● Task instructions
Below are some entries. Copy each line that holds the string "title".

● Input data
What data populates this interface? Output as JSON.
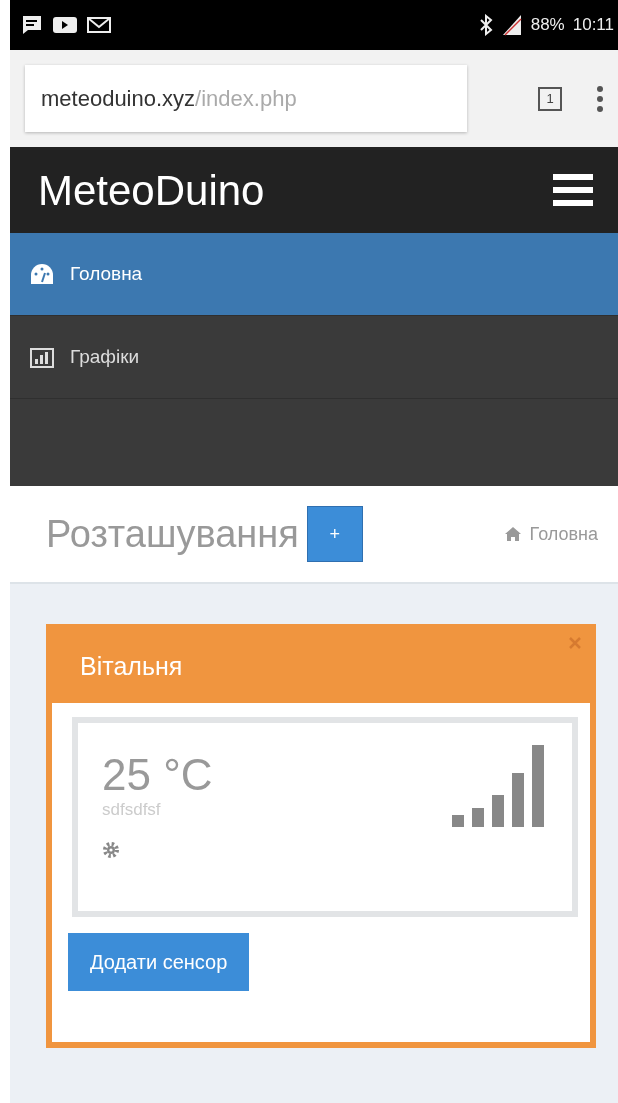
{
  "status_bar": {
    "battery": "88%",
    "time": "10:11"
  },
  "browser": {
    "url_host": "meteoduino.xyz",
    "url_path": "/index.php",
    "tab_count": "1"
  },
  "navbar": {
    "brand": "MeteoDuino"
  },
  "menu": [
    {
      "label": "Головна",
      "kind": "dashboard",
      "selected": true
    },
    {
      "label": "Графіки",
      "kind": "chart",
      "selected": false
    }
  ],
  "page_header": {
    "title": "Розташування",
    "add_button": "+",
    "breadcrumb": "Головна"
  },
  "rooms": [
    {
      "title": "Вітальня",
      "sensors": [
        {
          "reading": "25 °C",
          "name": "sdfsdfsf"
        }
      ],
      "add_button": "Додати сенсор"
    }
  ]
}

● Solution to this problem
    "title": "Розташування",
      "title": "Вітальня",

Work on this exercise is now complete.